Frog cardiac calsequestrin. Identification, characterization, and subcellular distribution in two structurally distinct regions of peripheral sarcoplasmic reticulum in frog ventricular myocardium.

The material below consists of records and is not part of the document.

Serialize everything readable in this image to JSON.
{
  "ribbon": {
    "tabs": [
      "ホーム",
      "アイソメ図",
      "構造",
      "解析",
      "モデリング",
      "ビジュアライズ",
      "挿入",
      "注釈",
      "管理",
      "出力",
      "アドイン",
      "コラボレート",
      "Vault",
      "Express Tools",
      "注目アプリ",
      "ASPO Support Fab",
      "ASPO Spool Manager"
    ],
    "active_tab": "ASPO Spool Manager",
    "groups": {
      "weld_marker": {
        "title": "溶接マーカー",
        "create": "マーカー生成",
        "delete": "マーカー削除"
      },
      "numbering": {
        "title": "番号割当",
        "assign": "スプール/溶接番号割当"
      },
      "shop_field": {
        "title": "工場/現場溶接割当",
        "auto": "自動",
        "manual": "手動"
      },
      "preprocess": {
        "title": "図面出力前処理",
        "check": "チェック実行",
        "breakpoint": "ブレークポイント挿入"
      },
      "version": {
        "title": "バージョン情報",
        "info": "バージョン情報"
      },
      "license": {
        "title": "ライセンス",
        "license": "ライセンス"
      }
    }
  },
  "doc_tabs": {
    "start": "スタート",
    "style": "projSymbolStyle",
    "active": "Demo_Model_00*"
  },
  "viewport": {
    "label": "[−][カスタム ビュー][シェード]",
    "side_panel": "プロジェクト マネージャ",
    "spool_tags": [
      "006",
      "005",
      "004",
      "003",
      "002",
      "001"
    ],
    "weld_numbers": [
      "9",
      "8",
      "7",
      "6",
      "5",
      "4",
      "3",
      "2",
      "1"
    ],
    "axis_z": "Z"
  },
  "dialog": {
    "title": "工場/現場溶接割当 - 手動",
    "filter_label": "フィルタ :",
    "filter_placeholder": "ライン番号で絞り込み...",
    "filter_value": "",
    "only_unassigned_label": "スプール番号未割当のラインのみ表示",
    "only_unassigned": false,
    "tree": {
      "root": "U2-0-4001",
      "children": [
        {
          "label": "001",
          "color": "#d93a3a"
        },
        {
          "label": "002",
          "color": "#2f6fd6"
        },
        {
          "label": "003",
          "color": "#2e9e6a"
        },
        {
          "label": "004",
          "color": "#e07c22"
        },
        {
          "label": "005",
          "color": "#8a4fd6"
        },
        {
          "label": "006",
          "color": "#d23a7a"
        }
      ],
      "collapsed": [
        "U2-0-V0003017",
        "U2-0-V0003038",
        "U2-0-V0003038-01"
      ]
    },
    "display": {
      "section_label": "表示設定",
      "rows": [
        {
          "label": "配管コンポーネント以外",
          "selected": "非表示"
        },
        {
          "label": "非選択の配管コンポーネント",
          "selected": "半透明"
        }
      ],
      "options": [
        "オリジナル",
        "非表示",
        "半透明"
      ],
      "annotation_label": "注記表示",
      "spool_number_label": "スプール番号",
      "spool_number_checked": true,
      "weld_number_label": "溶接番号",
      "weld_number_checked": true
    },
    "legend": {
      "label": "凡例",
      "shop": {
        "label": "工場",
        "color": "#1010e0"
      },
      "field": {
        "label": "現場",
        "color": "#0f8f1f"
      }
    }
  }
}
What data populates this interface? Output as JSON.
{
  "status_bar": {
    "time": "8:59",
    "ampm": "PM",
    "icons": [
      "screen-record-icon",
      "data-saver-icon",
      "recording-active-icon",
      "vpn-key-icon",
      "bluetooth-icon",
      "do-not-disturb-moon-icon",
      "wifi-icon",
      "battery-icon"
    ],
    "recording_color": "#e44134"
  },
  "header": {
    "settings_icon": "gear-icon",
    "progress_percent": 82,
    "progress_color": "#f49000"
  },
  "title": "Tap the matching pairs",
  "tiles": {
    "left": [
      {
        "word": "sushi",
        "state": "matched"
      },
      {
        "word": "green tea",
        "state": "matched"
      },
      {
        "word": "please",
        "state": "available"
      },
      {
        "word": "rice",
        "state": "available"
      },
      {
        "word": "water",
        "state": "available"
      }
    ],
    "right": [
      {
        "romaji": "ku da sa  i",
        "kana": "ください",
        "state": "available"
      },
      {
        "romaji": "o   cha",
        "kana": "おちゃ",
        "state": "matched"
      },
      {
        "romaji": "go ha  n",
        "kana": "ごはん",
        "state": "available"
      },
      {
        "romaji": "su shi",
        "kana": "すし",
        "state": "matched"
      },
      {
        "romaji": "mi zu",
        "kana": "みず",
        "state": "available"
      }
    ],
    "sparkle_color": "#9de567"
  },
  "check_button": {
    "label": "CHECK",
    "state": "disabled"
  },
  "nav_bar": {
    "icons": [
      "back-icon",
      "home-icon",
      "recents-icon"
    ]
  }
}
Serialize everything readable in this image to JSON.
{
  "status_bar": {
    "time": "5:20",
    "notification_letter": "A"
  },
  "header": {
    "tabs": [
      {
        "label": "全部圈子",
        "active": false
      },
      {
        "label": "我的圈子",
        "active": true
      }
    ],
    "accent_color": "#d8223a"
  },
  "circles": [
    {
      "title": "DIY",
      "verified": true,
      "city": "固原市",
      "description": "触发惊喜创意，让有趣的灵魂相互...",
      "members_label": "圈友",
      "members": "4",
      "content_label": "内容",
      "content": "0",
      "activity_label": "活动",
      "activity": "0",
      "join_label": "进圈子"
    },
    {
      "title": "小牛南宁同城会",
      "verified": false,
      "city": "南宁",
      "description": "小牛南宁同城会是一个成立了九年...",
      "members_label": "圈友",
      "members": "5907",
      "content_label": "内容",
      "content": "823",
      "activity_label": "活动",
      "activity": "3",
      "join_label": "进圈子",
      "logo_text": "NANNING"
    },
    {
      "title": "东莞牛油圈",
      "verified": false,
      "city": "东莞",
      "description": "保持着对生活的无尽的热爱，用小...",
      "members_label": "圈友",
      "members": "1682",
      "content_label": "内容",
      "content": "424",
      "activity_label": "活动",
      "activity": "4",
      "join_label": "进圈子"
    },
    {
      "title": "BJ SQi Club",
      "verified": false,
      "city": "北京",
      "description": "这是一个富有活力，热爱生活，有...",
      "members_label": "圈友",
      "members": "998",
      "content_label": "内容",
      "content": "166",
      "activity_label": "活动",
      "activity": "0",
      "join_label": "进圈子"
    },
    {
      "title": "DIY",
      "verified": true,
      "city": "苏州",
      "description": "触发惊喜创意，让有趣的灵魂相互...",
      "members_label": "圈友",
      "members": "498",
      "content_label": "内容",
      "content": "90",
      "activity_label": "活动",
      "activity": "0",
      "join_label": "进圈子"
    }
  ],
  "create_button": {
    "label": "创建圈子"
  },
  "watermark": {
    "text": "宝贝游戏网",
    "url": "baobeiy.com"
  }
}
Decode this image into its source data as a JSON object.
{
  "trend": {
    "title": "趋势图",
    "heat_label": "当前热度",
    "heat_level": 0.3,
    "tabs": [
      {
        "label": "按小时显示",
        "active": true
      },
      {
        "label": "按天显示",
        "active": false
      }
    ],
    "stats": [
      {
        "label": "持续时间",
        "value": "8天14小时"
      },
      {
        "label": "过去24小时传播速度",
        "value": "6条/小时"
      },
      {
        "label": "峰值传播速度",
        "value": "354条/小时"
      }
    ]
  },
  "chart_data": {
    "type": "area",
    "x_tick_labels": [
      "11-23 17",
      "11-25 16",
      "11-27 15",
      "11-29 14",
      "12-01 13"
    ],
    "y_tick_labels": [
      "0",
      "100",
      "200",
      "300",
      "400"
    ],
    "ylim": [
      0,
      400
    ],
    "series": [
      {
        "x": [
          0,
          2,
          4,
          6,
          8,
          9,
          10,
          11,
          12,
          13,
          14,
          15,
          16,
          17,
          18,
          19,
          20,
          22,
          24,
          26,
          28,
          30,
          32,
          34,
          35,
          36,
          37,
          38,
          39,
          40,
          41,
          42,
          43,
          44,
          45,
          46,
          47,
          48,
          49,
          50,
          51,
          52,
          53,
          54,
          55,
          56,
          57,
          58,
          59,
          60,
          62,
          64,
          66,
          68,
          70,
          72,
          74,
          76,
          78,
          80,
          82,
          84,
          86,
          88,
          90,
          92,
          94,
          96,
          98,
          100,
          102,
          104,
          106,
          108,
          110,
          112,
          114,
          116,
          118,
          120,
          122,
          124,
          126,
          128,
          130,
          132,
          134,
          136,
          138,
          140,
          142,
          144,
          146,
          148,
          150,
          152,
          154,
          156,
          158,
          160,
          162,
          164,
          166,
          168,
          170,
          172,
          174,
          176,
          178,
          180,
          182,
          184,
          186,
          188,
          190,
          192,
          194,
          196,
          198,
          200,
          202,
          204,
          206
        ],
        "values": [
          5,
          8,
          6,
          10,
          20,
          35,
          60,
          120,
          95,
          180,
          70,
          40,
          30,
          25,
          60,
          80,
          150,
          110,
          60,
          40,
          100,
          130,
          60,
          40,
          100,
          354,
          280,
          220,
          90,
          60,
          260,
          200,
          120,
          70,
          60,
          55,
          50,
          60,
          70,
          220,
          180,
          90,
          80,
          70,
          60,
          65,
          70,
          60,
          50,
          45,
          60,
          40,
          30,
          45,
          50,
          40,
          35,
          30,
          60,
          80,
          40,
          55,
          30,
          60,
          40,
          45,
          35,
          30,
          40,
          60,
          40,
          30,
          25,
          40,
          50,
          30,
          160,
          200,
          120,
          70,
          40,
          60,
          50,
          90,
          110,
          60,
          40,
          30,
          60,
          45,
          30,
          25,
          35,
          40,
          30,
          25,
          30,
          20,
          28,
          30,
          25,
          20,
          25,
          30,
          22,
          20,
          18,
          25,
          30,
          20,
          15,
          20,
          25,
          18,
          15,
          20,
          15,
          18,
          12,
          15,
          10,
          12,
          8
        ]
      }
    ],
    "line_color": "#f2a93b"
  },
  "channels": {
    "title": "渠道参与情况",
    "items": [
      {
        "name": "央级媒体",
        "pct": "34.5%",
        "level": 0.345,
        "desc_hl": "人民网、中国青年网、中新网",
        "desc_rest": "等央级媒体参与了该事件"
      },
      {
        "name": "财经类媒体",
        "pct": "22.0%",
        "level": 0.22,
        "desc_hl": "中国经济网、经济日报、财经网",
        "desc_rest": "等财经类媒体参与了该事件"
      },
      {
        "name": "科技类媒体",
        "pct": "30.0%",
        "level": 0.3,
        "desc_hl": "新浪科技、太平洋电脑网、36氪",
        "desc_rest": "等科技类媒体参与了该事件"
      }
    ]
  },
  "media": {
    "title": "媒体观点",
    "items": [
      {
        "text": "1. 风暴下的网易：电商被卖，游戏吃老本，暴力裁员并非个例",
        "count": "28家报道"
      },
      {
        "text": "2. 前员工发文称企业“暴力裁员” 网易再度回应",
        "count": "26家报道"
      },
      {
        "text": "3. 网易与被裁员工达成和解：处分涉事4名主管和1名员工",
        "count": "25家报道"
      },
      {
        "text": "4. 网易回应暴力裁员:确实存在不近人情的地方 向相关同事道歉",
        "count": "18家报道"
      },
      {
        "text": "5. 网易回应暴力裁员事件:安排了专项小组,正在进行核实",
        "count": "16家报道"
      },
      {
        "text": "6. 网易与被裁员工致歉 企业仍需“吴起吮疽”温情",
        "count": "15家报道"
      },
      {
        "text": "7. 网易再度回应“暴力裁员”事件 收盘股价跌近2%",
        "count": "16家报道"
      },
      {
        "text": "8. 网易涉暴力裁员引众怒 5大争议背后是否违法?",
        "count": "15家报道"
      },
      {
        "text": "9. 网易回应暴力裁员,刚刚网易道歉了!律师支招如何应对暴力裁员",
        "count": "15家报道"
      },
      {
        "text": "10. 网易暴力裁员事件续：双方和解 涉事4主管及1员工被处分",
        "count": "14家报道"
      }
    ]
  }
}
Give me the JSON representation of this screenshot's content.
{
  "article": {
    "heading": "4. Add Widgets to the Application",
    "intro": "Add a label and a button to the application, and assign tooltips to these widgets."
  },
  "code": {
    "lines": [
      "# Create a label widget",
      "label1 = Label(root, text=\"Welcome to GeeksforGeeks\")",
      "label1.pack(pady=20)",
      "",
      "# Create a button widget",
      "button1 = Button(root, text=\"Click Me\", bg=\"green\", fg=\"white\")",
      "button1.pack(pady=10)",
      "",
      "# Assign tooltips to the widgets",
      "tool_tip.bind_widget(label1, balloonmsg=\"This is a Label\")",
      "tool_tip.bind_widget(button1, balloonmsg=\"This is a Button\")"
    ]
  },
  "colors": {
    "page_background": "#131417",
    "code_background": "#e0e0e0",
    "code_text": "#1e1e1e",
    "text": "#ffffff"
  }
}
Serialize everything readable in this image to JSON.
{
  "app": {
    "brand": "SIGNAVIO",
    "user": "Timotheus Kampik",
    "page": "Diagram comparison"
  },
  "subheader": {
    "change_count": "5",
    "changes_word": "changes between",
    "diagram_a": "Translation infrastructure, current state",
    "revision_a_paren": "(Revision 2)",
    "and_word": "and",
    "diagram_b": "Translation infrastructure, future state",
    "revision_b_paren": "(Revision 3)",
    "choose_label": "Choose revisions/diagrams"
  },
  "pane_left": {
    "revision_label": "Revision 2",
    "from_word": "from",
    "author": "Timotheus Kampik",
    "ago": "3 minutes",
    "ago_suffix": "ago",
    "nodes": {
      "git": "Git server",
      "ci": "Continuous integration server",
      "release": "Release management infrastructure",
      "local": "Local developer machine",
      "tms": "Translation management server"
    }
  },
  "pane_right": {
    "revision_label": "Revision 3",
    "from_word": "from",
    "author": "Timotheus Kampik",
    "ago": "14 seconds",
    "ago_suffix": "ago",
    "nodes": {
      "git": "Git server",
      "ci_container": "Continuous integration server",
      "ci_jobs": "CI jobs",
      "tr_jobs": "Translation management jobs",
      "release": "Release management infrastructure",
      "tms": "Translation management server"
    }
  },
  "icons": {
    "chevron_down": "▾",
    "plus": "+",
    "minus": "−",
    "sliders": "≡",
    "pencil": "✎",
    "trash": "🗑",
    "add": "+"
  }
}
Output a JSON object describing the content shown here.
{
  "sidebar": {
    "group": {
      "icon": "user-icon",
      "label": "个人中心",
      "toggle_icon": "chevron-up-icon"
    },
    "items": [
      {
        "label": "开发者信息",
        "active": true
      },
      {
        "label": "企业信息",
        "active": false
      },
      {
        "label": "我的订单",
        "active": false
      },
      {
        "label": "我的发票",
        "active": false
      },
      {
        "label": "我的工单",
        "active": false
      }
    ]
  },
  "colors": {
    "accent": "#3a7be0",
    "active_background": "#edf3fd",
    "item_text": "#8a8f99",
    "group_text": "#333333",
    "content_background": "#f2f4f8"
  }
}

Calsequestrin is a calcium-binding protein known to sequester calcium accumulated in the sarcoplasmic reticulum (SR) of muscle cells during relaxation. In the present study, we used affinity-purified antibodies to chicken cardiac calsequestrin to identify a 60,000-Da calsequestrin in frog myocardium. Like previously identified cardiac calsequestrins, it is enriched in cardiac microsomes, it is enriched by biochemical procedures previously used to purify cardiac and skeletal calsequestrins, and it exhibits a pH-dependent shift in its apparent Mr on a two-dimensional gel system. Finally, the NH2-terminal amino acid sequence of this 60,000-Da immunoreactive protein purified by fast protein liquid chromatography was identical to that of rabbit skeletal and canine cardiac calsequestrin. Thus, we conclude that this protein corresponds to the calsequestrin isoform in frog ventricular muscle. Frog calsequestrin was localized in discrete foci present at the periphery but absent from the central regions of frog ventricular myocytes as determined by immunofluorescence labeling. Immunoelectron microscopic labeling demonstrated that calsequestrin was confined to the lumen of two structurally distinct regions of the SR, where it was localized in the subsarcolemmal region of the myofibers. One of these appeared to correspond to the terminal SR previously reported to be closely apposed to the sarcolemma of frog myofibers. The other region, although close to the sarcolemma, was not physically joined to it and appeared to correspond to corbular SR. It generally is believed that frog cardiac SR does not provide activator Ca2+ required for excitation-contraction coupling. However, the identification of a calsequestrin isoform very similar to mammalian cardiac calsequestrin that is confined to specialized regions of frog cardiac SR lends support to the idea that frog cardiac SR has the ability to store Ca2+ and thus function in some capacity in frog cardiac muscle contraction.
- Copyright © 1991 by American Heart Association